> _Data about app and page elements_
=======
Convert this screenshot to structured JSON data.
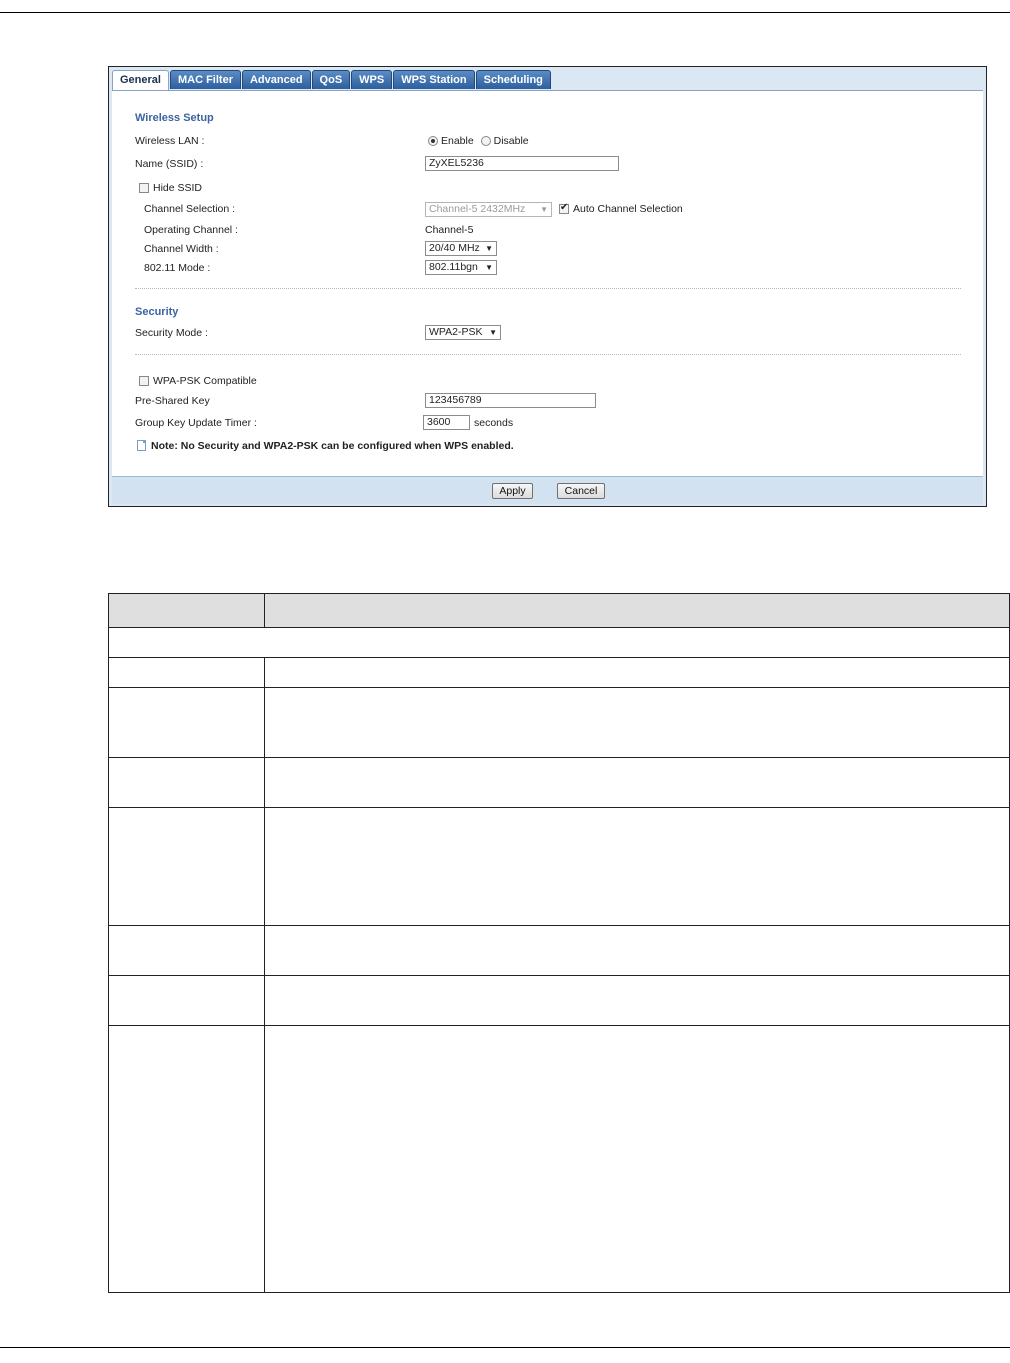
{
  "tabs": [
    {
      "label": "General",
      "active": true
    },
    {
      "label": "MAC Filter",
      "active": false
    },
    {
      "label": "Advanced",
      "active": false
    },
    {
      "label": "QoS",
      "active": false
    },
    {
      "label": "WPS",
      "active": false
    },
    {
      "label": "WPS Station",
      "active": false
    },
    {
      "label": "Scheduling",
      "active": false
    }
  ],
  "wireless_setup": {
    "title": "Wireless Setup",
    "wireless_lan_label": "Wireless LAN :",
    "enable_label": "Enable",
    "disable_label": "Disable",
    "wireless_lan_value": "Enable",
    "name_label": "Name (SSID) :",
    "ssid_value": "ZyXEL5236",
    "hide_ssid_label": "Hide SSID",
    "hide_ssid_checked": false,
    "channel_selection_label": "Channel Selection :",
    "channel_selection_value": "Channel-5 2432MHz",
    "auto_channel_label": "Auto Channel Selection",
    "auto_channel_checked": true,
    "operating_channel_label": "Operating Channel :",
    "operating_channel_value": "Channel-5",
    "channel_width_label": "Channel Width :",
    "channel_width_value": "20/40 MHz",
    "mode_label": "802.11 Mode :",
    "mode_value": "802.11bgn"
  },
  "security": {
    "title": "Security",
    "mode_label": "Security Mode :",
    "mode_value": "WPA2-PSK",
    "wpa_psk_compatible_label": "WPA-PSK Compatible",
    "wpa_psk_compatible_checked": false,
    "psk_label": "Pre-Shared Key",
    "psk_value": "123456789",
    "group_key_label": "Group Key Update Timer :",
    "group_key_value": "3600",
    "seconds_label": "seconds",
    "note": "Note: No Security and WPA2-PSK can be configured when WPS enabled."
  },
  "buttons": {
    "apply": "Apply",
    "cancel": "Cancel"
  },
  "colors": {
    "tab_blue": "#2c5f9e",
    "section_title": "#3b64a0",
    "footer_bar": "#d3e2f1"
  }
}
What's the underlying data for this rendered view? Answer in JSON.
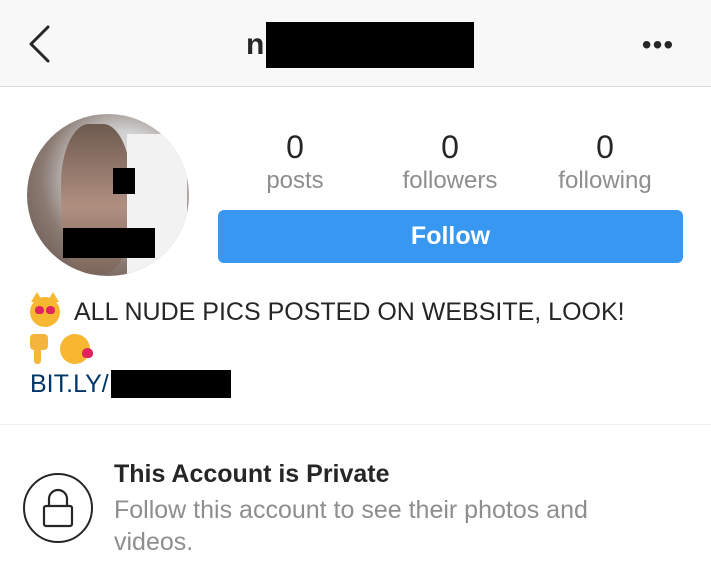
{
  "header": {
    "username_visible": "n",
    "back_icon": "chevron-left-icon",
    "more_icon": "more-horizontal-icon",
    "more_glyph": "•••"
  },
  "profile": {
    "stats": [
      {
        "count": "0",
        "label": "posts"
      },
      {
        "count": "0",
        "label": "followers"
      },
      {
        "count": "0",
        "label": "following"
      }
    ],
    "follow_button_label": "Follow",
    "bio": {
      "line1": "ALL NUDE PICS POSTED ON WEBSITE, LOOK!",
      "link_prefix": "BIT.LY/"
    }
  },
  "private": {
    "title": "This Account is Private",
    "description": "Follow this account to see their photos and videos."
  },
  "colors": {
    "accent": "#3897f0",
    "link": "#003569",
    "muted": "#8e8e8e"
  }
}
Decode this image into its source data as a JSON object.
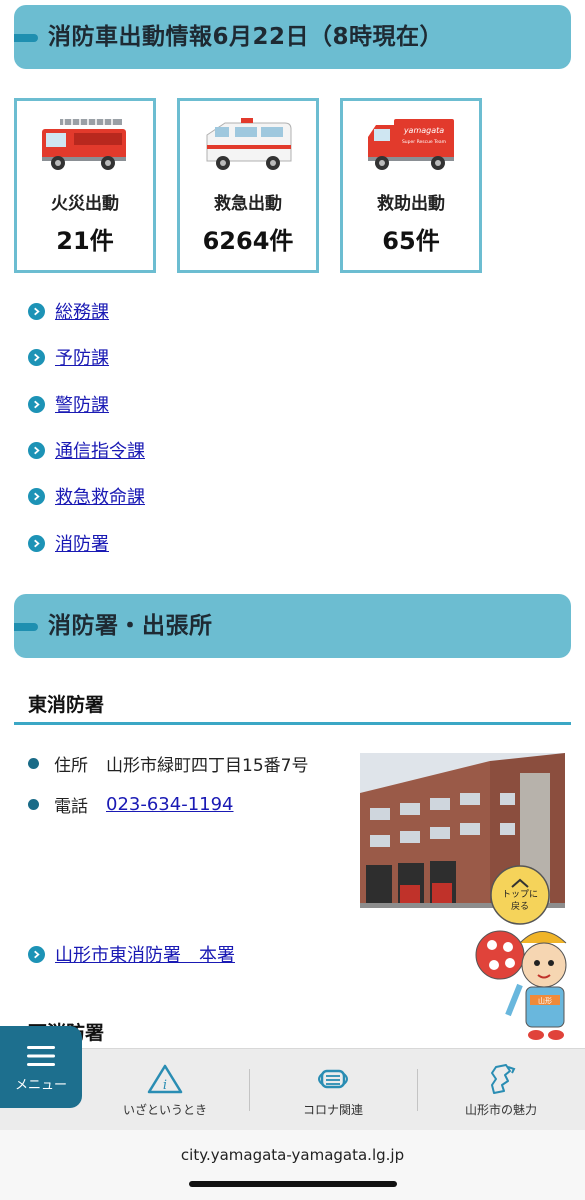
{
  "dispatch": {
    "heading": "消防車出動情報6月22日（8時現在）",
    "stats": [
      {
        "label": "火災出動",
        "count": "21件",
        "icon": "fire-engine-icon"
      },
      {
        "label": "救急出動",
        "count": "6264件",
        "icon": "ambulance-icon"
      },
      {
        "label": "救助出動",
        "count": "65件",
        "icon": "rescue-truck-icon"
      }
    ],
    "rescue_truck_decal": "yamagata",
    "rescue_truck_sub": "Super Rescue Team"
  },
  "departments": [
    "総務課",
    "予防課",
    "警防課",
    "通信指令課",
    "救急救命課",
    "消防署"
  ],
  "stations": {
    "heading": "消防署・出張所",
    "east": {
      "name": "東消防署",
      "address_label": "住所",
      "address": "山形市緑町四丁目15番7号",
      "phone_label": "電話",
      "phone": "023-634-1194",
      "link": "山形市東消防署　本署"
    },
    "west_partial": "西消防署"
  },
  "back_to_top": {
    "line1": "トップに",
    "line2": "戻る"
  },
  "mascot_sash": "山形",
  "menu_button": "メニュー",
  "tabs": [
    {
      "label": "いざというとき",
      "icon": "info-icon"
    },
    {
      "label": "コロナ関連",
      "icon": "mask-icon"
    },
    {
      "label": "山形市の魅力",
      "icon": "yamagata-map-icon"
    }
  ],
  "url": "city.yamagata-yamagata.lg.jp",
  "colors": {
    "header_bg": "#6cbdd1",
    "accent": "#1d93b6",
    "menu_bg": "#1d6f8e",
    "link": "#1a1ab4"
  }
}
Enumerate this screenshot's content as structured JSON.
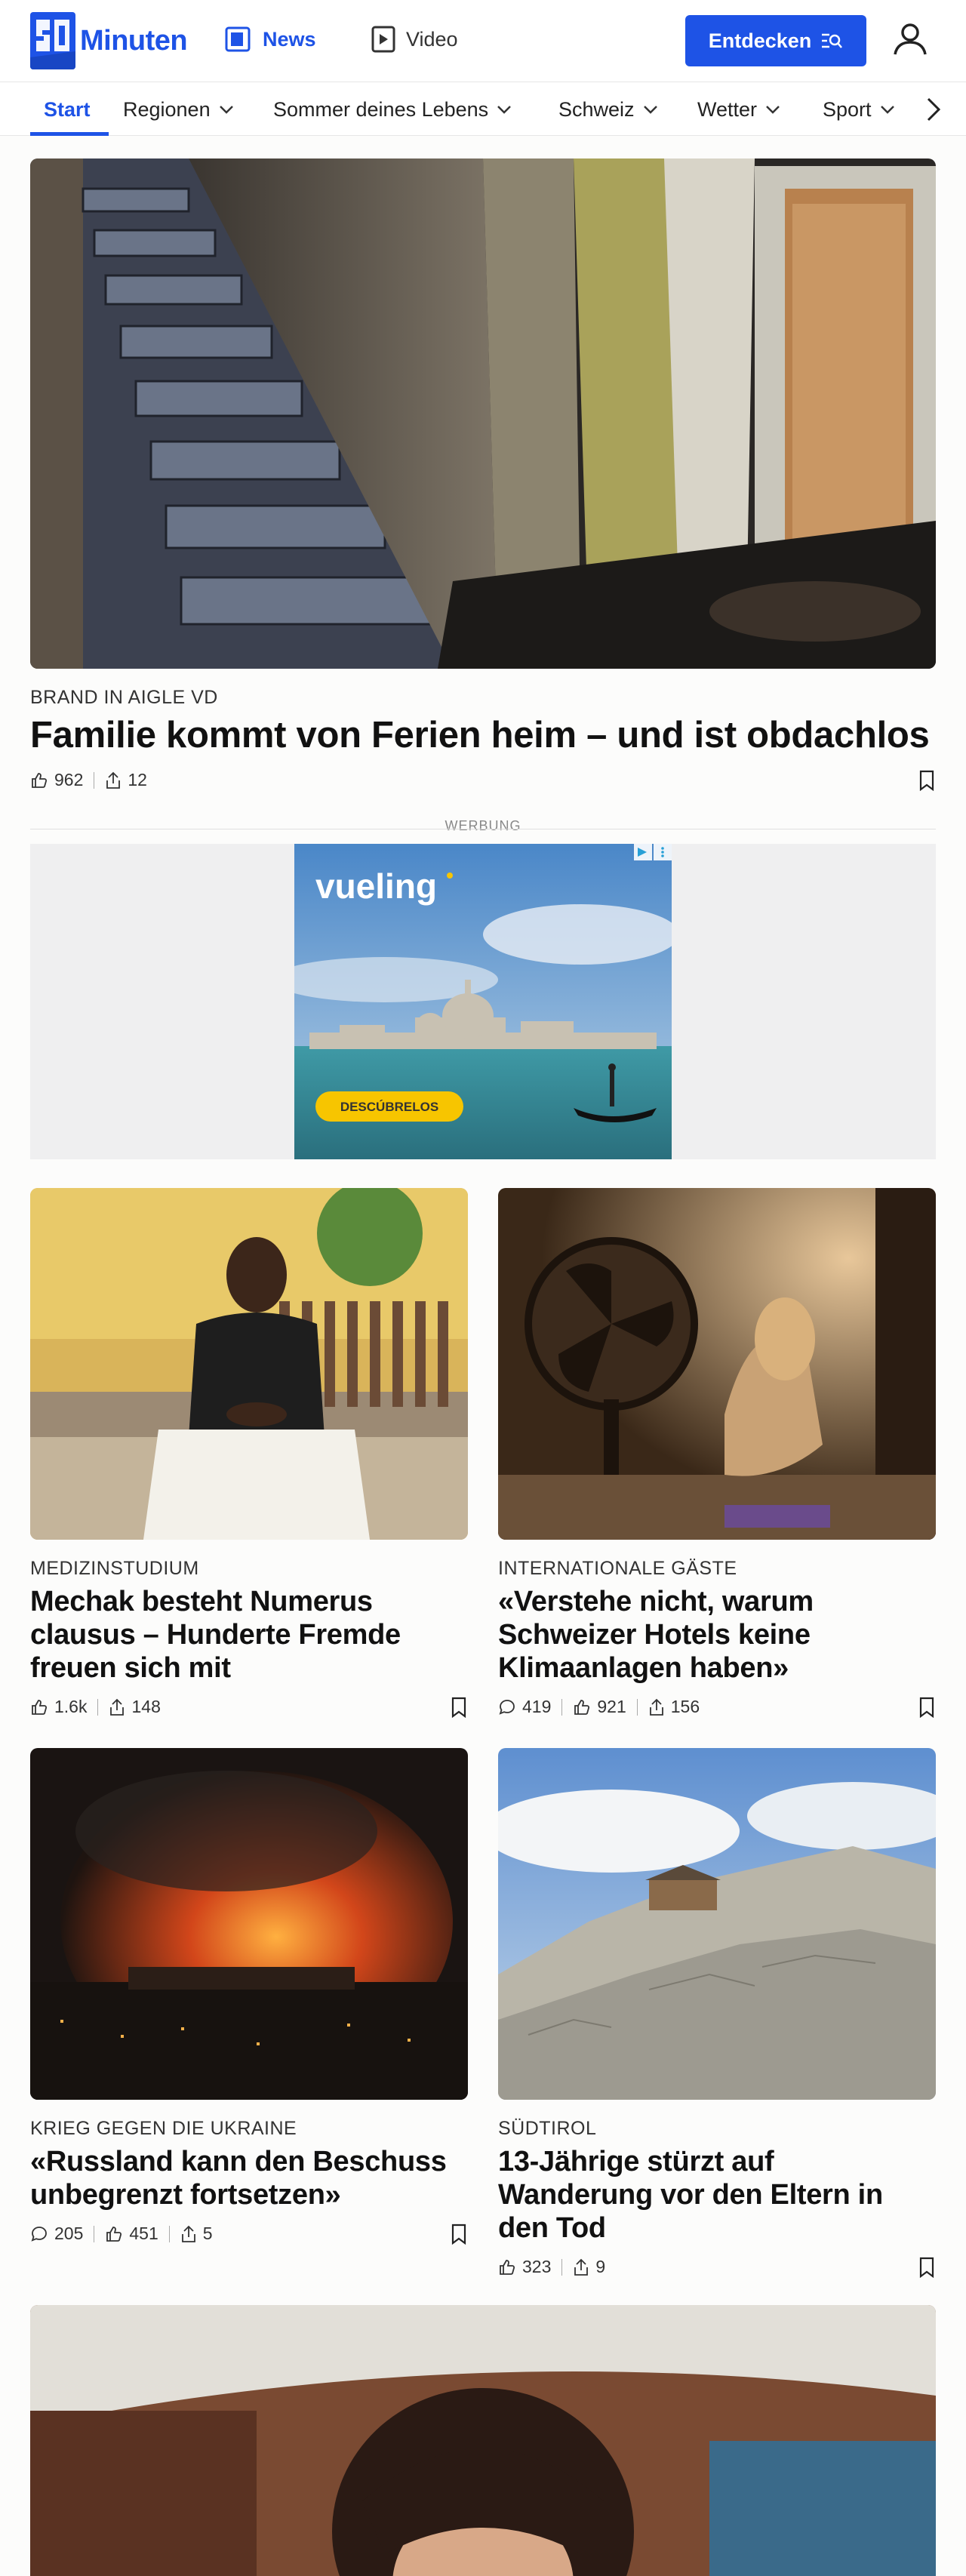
{
  "header": {
    "logo_text": "Minuten",
    "nav_news": "News",
    "nav_video": "Video",
    "entdecken": "Entdecken"
  },
  "tabs": [
    {
      "label": "Start"
    },
    {
      "label": "Regionen"
    },
    {
      "label": "Sommer deines Lebens"
    },
    {
      "label": "Schweiz"
    },
    {
      "label": "Wetter"
    },
    {
      "label": "Sport"
    }
  ],
  "ad": {
    "label": "WERBUNG",
    "brand": "vueling",
    "cta": "DESCÚBRELOS"
  },
  "articles": [
    {
      "kicker": "BRAND IN AIGLE VD",
      "title": "Familie kommt von Ferien heim – und ist obdachlos",
      "likes": "962",
      "shares": "12"
    },
    {
      "kicker": "MEDIZINSTUDIUM",
      "title": "Mechak besteht Numerus clausus – Hunderte Fremde freuen sich mit",
      "likes": "1.6k",
      "shares": "148"
    },
    {
      "kicker": "INTERNATIONALE GÄSTE",
      "title": "«Verstehe nicht, warum Schweizer Hotels keine Klimaanlagen haben»",
      "comments": "419",
      "likes": "921",
      "shares": "156"
    },
    {
      "kicker": "KRIEG GEGEN DIE UKRAINE",
      "title": "«Russland kann den Beschuss unbegrenzt fortsetzen»",
      "comments": "205",
      "likes": "451",
      "shares": "5"
    },
    {
      "kicker": "SÜDTIROL",
      "title": "13-Jährige stürzt auf Wanderung vor den Eltern in den Tod",
      "likes": "323",
      "shares": "9"
    }
  ],
  "colors": {
    "brand": "#1e53e6",
    "ad_yellow": "#f7c500"
  }
}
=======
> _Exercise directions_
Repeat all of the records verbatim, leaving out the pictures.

> _Answer space_
Convert this screenshot to structured JSON data.
{
  "tabs": [
    {
      "label": "General",
      "active": true
    },
    {
      "label": "MAC Filter",
      "active": false
    },
    {
      "label": "Advanced",
      "active": false
    },
    {
      "label": "QoS",
      "active": false
    },
    {
      "label": "WPS",
      "active": false
    },
    {
      "label": "WPS Station",
      "active": false
    },
    {
      "label": "Scheduling",
      "active": false
    }
  ],
  "wireless_setup": {
    "title": "Wireless Setup",
    "wireless_lan_label": "Wireless LAN :",
    "enable_label": "Enable",
    "disable_label": "Disable",
    "wireless_lan_value": "Enable",
    "name_label": "Name (SSID) :",
    "ssid_value": "ZyXEL5236",
    "hide_ssid_label": "Hide SSID",
    "hide_ssid_checked": false,
    "channel_selection_label": "Channel Selection :",
    "channel_selection_value": "Channel-5 2432MHz",
    "auto_channel_label": "Auto Channel Selection",
    "auto_channel_checked": true,
    "operating_channel_label": "Operating Channel :",
    "operating_channel_value": "Channel-5",
    "channel_width_label": "Channel Width :",
    "channel_width_value": "20/40 MHz",
    "mode_label": "802.11 Mode :",
    "mode_value": "802.11bgn"
  },
  "security": {
    "title": "Security",
    "mode_label": "Security Mode :",
    "mode_value": "WPA2-PSK",
    "wpa_psk_compatible_label": "WPA-PSK Compatible",
    "wpa_psk_compatible_checked": false,
    "psk_label": "Pre-Shared Key",
    "psk_value": "123456789",
    "group_key_label": "Group Key Update Timer :",
    "group_key_value": "3600",
    "seconds_label": "seconds",
    "note": "Note: No Security and WPA2-PSK can be configured when WPS enabled."
  },
  "buttons": {
    "apply": "Apply",
    "cancel": "Cancel"
  },
  "colors": {
    "tab_blue": "#2c5f9e",
    "section_title": "#3b64a0",
    "footer_bar": "#d3e2f1"
  }
}
What's the underlying data for this rendered view? Answer in JSON.
{
  "header": {
    "username_visible": "n",
    "back_icon": "chevron-left-icon",
    "more_icon": "more-horizontal-icon",
    "more_glyph": "•••"
  },
  "profile": {
    "stats": [
      {
        "count": "0",
        "label": "posts"
      },
      {
        "count": "0",
        "label": "followers"
      },
      {
        "count": "0",
        "label": "following"
      }
    ],
    "follow_button_label": "Follow",
    "bio": {
      "line1": "ALL NUDE PICS POSTED ON WEBSITE, LOOK!",
      "link_prefix": "BIT.LY/"
    }
  },
  "private": {
    "title": "This Account is Private",
    "description": "Follow this account to see their photos and videos."
  },
  "colors": {
    "accent": "#3897f0",
    "link": "#003569",
    "muted": "#8e8e8e"
  }
}
Decode this image into its source data as a JSON object.
{
  "dispatch": {
    "heading": "消防車出動情報6月22日（8時現在）",
    "stats": [
      {
        "label": "火災出動",
        "count": "21件",
        "icon": "fire-engine-icon"
      },
      {
        "label": "救急出動",
        "count": "6264件",
        "icon": "ambulance-icon"
      },
      {
        "label": "救助出動",
        "count": "65件",
        "icon": "rescue-truck-icon"
      }
    ],
    "rescue_truck_decal": "yamagata",
    "rescue_truck_sub": "Super Rescue Team"
  },
  "departments": [
    "総務課",
    "予防課",
    "警防課",
    "通信指令課",
    "救急救命課",
    "消防署"
  ],
  "stations": {
    "heading": "消防署・出張所",
    "east": {
      "name": "東消防署",
      "address_label": "住所",
      "address": "山形市緑町四丁目15番7号",
      "phone_label": "電話",
      "phone": "023-634-1194",
      "link": "山形市東消防署　本署"
    },
    "west_partial": "西消防署"
  },
  "back_to_top": {
    "line1": "トップに",
    "line2": "戻る"
  },
  "mascot_sash": "山形",
  "menu_button": "メニュー",
  "tabs": [
    {
      "label": "いざというとき",
      "icon": "info-icon"
    },
    {
      "label": "コロナ関連",
      "icon": "mask-icon"
    },
    {
      "label": "山形市の魅力",
      "icon": "yamagata-map-icon"
    }
  ],
  "url": "city.yamagata-yamagata.lg.jp",
  "colors": {
    "header_bg": "#6cbdd1",
    "accent": "#1d93b6",
    "menu_bg": "#1d6f8e",
    "link": "#1a1ab4"
  }
}
Enumerate this screenshot's content as structured JSON.
{
  "header": {
    "logo_text": "Minuten",
    "nav_news": "News",
    "nav_video": "Video",
    "entdecken": "Entdecken"
  },
  "tabs": [
    {
      "label": "Start"
    },
    {
      "label": "Regionen"
    },
    {
      "label": "Sommer deines Lebens"
    },
    {
      "label": "Schweiz"
    },
    {
      "label": "Wetter"
    },
    {
      "label": "Sport"
    }
  ],
  "ad": {
    "label": "WERBUNG",
    "brand": "vueling",
    "cta": "DESCÚBRELOS"
  },
  "articles": [
    {
      "kicker": "BRAND IN AIGLE VD",
      "title": "Familie kommt von Ferien heim – und ist obdachlos",
      "likes": "962",
      "shares": "12"
    },
    {
      "kicker": "MEDIZINSTUDIUM",
      "title": "Mechak besteht Numerus clausus – Hunderte Fremde freuen sich mit",
      "likes": "1.6k",
      "shares": "148"
    },
    {
      "kicker": "INTERNATIONALE GÄSTE",
      "title": "«Verstehe nicht, warum Schweizer Hotels keine Klimaanlagen haben»",
      "comments": "419",
      "likes": "921",
      "shares": "156"
    },
    {
      "kicker": "KRIEG GEGEN DIE UKRAINE",
      "title": "«Russland kann den Beschuss unbegrenzt fortsetzen»",
      "comments": "205",
      "likes": "451",
      "shares": "5"
    },
    {
      "kicker": "SÜDTIROL",
      "title": "13-Jährige stürzt auf Wanderung vor den Eltern in den Tod",
      "likes": "323",
      "shares": "9"
    }
  ],
  "colors": {
    "brand": "#1e53e6",
    "ad_yellow": "#f7c500"
  }
}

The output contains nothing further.